Lastly, in light of the difference a subtle change in verbiage can have on the comprehension of the psychological processes at work, the ThinkTank Panel (of One) suggests that the 2nd stage of anger be relabeled frustration. Conceptually there is better flow between flow between Denial of Problem and Desperation with Frustration than with Anger. In psychological terms Anger implies an emotional state that can be rectified by relaxation. Frustration on the other hand implies emotional arousal in response to an obstacle that must be overcome by finding a solution, and it is the search for a solution that drives one to desperation.
So there you have it. The new ThinksIveThunk.com ThinkTank Panel (of One) approved stages of Grief are:
Denial of Problem
So much of life is going through the motions. We humans being are creatures of habit, we learn by routine and perfect via repetition. Consistency is a virtue we all seek, against the unpredictable chaos that surrounds us. The other virtue we seek to attain is the flip side to this coin; versatility or adaptability, the power to adjust and course-correct in the face of the chaotic onslaught of life. Between these two virtues one can sail through calm seas in record time, and then stay afloat and maintain their heading when those seas become rough. To survive and to thrive.
Well just as the seas can not be both calm and rough at the same time, so too are we human beings either in consistency thrive mode, or adapting survive mode. One can not seek to attain proficiency and perfection through continual change and adjustment, nor can one expect to find innovation repeating the same means over and over.

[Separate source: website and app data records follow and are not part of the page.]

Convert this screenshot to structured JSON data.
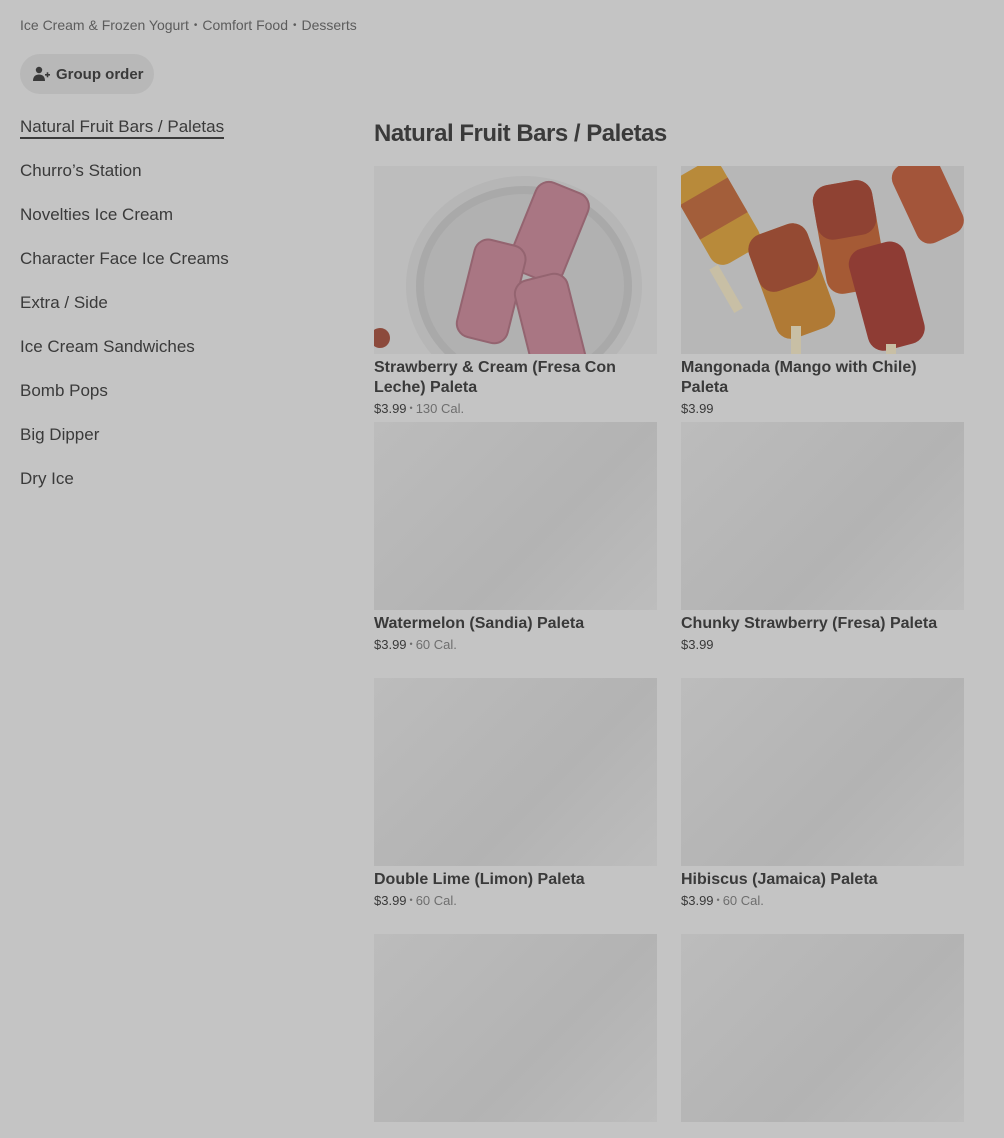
{
  "breadcrumb": [
    "Ice Cream & Frozen Yogurt",
    "Comfort Food",
    "Desserts"
  ],
  "group_order": {
    "label": "Group order",
    "icon": "person-add-icon"
  },
  "sidebar": {
    "items": [
      {
        "label": "Natural Fruit Bars / Paletas",
        "active": true
      },
      {
        "label": "Churro’s Station"
      },
      {
        "label": "Novelties Ice Cream"
      },
      {
        "label": "Character Face Ice Creams"
      },
      {
        "label": "Extra / Side"
      },
      {
        "label": "Ice Cream Sandwiches"
      },
      {
        "label": "Bomb Pops"
      },
      {
        "label": "Big Dipper"
      },
      {
        "label": "Dry Ice"
      }
    ]
  },
  "section": {
    "title": "Natural Fruit Bars / Paletas",
    "items": [
      {
        "name": "Strawberry & Cream (Fresa Con Leche) Paleta",
        "price": "$3.99",
        "cal": "130 Cal.",
        "image": "strawberry-cream-paletas-photo"
      },
      {
        "name": "Mangonada (Mango with Chile) Paleta",
        "price": "$3.99",
        "cal": "",
        "image": "mangonada-paletas-photo"
      },
      {
        "name": "Watermelon (Sandia) Paleta",
        "price": "$3.99",
        "cal": "60 Cal.",
        "image": ""
      },
      {
        "name": "Chunky Strawberry (Fresa) Paleta",
        "price": "$3.99",
        "cal": "",
        "image": ""
      },
      {
        "name": "Double Lime (Limon) Paleta",
        "price": "$3.99",
        "cal": "60 Cal.",
        "image": ""
      },
      {
        "name": "Hibiscus (Jamaica) Paleta",
        "price": "$3.99",
        "cal": "60 Cal.",
        "image": ""
      },
      {
        "name": "",
        "price": "",
        "cal": "",
        "image": ""
      },
      {
        "name": "",
        "price": "",
        "cal": "",
        "image": ""
      }
    ]
  }
}
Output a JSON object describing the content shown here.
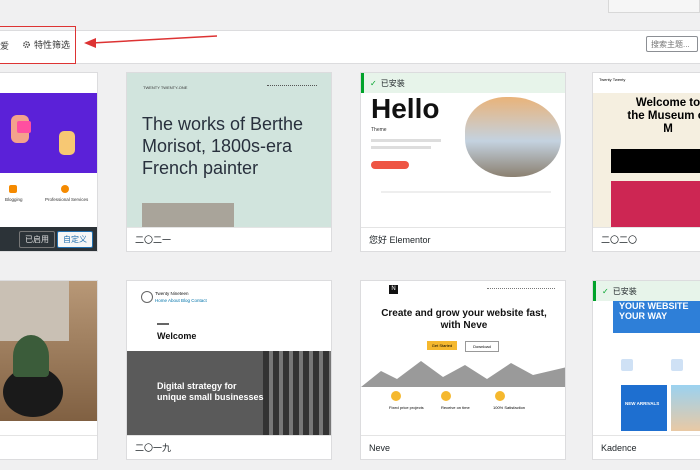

Now this post's painfully obvious lesson in juvenile pop psychology is probably insulting to the intelligence of most reader's but while the notion is still fresh in your mind....the ThinkTank (Panel of One) would suggest the next time you find yourself merely surviving instead of thriving or vice versa.... try closing your eyes.!!!!!